**Assignment:** Which lines run from the line containing "Decode this image" through the end of the records below? Reproduce them exactly, and nothing else.

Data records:
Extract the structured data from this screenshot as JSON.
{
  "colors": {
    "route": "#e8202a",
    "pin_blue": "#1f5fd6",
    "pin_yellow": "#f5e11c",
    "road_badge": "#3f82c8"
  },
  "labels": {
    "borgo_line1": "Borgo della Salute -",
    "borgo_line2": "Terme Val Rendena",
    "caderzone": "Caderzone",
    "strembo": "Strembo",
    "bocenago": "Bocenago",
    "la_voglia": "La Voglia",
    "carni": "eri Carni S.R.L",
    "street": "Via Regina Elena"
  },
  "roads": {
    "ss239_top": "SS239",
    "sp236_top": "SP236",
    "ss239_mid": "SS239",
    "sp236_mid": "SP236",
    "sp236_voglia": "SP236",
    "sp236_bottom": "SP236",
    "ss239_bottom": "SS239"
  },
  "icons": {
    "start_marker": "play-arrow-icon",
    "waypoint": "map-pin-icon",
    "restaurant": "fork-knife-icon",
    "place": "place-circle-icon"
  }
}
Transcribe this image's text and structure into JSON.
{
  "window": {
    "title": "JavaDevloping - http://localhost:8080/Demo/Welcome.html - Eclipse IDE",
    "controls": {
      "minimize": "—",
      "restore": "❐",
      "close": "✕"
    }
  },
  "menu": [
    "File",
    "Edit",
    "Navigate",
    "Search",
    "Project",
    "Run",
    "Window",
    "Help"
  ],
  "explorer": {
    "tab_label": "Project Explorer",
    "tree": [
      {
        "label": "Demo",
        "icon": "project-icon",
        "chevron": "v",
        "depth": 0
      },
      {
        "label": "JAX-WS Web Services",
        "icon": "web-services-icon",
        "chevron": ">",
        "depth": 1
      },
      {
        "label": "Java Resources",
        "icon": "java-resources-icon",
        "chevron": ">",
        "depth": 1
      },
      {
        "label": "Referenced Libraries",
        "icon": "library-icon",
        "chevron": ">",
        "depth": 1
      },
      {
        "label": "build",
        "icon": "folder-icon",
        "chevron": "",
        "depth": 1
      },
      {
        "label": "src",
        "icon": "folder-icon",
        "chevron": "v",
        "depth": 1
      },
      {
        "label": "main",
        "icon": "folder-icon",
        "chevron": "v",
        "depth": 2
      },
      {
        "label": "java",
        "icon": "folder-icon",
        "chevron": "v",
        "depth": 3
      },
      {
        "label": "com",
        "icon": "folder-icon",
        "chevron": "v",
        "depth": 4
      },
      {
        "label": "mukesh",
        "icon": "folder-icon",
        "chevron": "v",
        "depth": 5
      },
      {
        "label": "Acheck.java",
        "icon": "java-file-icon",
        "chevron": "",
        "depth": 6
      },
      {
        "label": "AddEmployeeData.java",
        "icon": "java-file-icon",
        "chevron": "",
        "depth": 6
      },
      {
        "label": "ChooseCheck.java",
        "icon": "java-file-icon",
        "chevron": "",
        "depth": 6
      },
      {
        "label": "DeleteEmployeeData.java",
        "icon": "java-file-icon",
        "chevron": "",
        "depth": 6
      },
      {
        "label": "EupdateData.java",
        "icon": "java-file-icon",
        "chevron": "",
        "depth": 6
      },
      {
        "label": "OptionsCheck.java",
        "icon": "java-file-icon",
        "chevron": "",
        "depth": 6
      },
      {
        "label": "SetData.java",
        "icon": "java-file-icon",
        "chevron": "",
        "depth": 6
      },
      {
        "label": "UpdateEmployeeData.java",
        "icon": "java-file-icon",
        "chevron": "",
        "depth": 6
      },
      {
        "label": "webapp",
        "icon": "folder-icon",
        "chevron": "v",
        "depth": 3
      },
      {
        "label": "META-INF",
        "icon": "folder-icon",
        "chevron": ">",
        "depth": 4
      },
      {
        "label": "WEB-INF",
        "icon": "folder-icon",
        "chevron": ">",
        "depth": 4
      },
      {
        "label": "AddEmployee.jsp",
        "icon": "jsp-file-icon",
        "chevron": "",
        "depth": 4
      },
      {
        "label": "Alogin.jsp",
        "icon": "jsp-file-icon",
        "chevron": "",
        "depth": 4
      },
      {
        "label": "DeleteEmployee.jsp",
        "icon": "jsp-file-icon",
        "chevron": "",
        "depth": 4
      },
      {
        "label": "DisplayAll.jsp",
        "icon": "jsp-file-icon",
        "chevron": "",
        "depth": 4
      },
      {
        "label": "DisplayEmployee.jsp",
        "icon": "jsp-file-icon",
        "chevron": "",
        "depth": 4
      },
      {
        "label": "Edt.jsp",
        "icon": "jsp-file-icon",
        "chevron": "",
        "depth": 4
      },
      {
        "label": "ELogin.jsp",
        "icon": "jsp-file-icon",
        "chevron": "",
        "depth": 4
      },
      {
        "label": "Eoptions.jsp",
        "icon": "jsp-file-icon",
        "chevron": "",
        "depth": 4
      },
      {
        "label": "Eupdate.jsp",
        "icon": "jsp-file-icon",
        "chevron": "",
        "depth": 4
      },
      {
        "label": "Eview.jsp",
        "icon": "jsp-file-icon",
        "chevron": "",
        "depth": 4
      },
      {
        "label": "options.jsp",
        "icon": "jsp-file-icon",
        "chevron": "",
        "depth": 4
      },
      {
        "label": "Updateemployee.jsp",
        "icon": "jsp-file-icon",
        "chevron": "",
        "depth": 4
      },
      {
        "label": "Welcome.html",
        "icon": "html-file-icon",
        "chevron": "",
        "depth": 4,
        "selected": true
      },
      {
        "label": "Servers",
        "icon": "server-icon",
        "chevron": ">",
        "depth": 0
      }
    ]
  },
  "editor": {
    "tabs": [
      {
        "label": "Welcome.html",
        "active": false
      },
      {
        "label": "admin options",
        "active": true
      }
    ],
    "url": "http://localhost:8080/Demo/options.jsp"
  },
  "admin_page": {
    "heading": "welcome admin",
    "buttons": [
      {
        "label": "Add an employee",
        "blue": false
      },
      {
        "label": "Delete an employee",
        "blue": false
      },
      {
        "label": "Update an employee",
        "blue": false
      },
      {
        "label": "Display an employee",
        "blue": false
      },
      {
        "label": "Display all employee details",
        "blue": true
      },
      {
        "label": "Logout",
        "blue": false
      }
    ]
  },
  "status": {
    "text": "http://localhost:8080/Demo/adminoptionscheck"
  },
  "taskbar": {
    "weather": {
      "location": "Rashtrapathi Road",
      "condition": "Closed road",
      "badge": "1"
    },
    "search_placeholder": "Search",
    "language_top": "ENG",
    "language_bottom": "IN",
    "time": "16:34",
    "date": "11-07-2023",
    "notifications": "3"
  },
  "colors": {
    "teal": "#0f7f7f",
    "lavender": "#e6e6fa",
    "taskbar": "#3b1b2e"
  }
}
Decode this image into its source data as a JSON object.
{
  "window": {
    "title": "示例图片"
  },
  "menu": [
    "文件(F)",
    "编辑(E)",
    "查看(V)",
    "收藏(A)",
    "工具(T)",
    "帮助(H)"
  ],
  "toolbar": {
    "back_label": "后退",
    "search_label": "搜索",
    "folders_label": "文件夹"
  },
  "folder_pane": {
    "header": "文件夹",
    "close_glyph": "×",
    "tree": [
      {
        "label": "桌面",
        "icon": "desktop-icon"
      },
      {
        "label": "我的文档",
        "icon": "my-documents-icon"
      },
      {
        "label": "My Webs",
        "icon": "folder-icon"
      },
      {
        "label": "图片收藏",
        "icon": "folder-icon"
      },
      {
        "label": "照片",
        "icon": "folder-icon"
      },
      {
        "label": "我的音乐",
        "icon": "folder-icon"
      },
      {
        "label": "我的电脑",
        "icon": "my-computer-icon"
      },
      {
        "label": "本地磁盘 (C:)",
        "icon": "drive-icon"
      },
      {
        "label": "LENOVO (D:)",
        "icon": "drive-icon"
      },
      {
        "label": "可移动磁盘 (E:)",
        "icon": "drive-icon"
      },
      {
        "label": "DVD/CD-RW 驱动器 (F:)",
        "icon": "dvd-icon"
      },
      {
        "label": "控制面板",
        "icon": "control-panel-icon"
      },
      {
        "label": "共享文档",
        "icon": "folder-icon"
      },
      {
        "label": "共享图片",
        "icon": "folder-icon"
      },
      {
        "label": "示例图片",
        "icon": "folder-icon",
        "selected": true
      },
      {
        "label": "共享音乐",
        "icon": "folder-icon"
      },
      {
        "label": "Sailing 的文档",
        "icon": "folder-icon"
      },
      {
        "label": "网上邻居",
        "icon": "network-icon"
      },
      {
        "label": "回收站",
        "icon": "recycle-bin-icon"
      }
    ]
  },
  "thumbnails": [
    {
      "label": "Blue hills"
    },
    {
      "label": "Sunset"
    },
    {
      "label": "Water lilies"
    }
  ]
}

**Response to the exercise:**
Decode this image into its source data as a JSON object.
{
  "window": {
    "title": "示例图片"
  },
  "menu": [
    "文件(F)",
    "编辑(E)",
    "查看(V)",
    "收藏(A)",
    "工具(T)",
    "帮助(H)"
  ],
  "toolbar": {
    "back_label": "后退",
    "search_label": "搜索",
    "folders_label": "文件夹"
  },
  "folder_pane": {
    "header": "文件夹",
    "close_glyph": "×",
    "tree": [
      {
        "label": "桌面",
        "icon": "desktop-icon"
      },
      {
        "label": "我的文档",
        "icon": "my-documents-icon"
      },
      {
        "label": "My Webs",
        "icon": "folder-icon"
      },
      {
        "label": "图片收藏",
        "icon": "folder-icon"
      },
      {
        "label": "照片",
        "icon": "folder-icon"
      },
      {
        "label": "我的音乐",
        "icon": "folder-icon"
      },
      {
        "label": "我的电脑",
        "icon": "my-computer-icon"
      },
      {
        "label": "本地磁盘 (C:)",
        "icon": "drive-icon"
      },
      {
        "label": "LENOVO (D:)",
        "icon": "drive-icon"
      },
      {
        "label": "可移动磁盘 (E:)",
        "icon": "drive-icon"
      },
      {
        "label": "DVD/CD-RW 驱动器 (F:)",
        "icon": "dvd-icon"
      },
      {
        "label": "控制面板",
        "icon": "control-panel-icon"
      },
      {
        "label": "共享文档",
        "icon": "folder-icon"
      },
      {
        "label": "共享图片",
        "icon": "folder-icon"
      },
      {
        "label": "示例图片",
        "icon": "folder-icon",
        "selected": true
      },
      {
        "label": "共享音乐",
        "icon": "folder-icon"
      },
      {
        "label": "Sailing 的文档",
        "icon": "folder-icon"
      },
      {
        "label": "网上邻居",
        "icon": "network-icon"
      },
      {
        "label": "回收站",
        "icon": "recycle-bin-icon"
      }
    ]
  },
  "thumbnails": [
    {
      "label": "Blue hills"
    },
    {
      "label": "Sunset"
    },
    {
      "label": "Water lilies"
    }
  ]
}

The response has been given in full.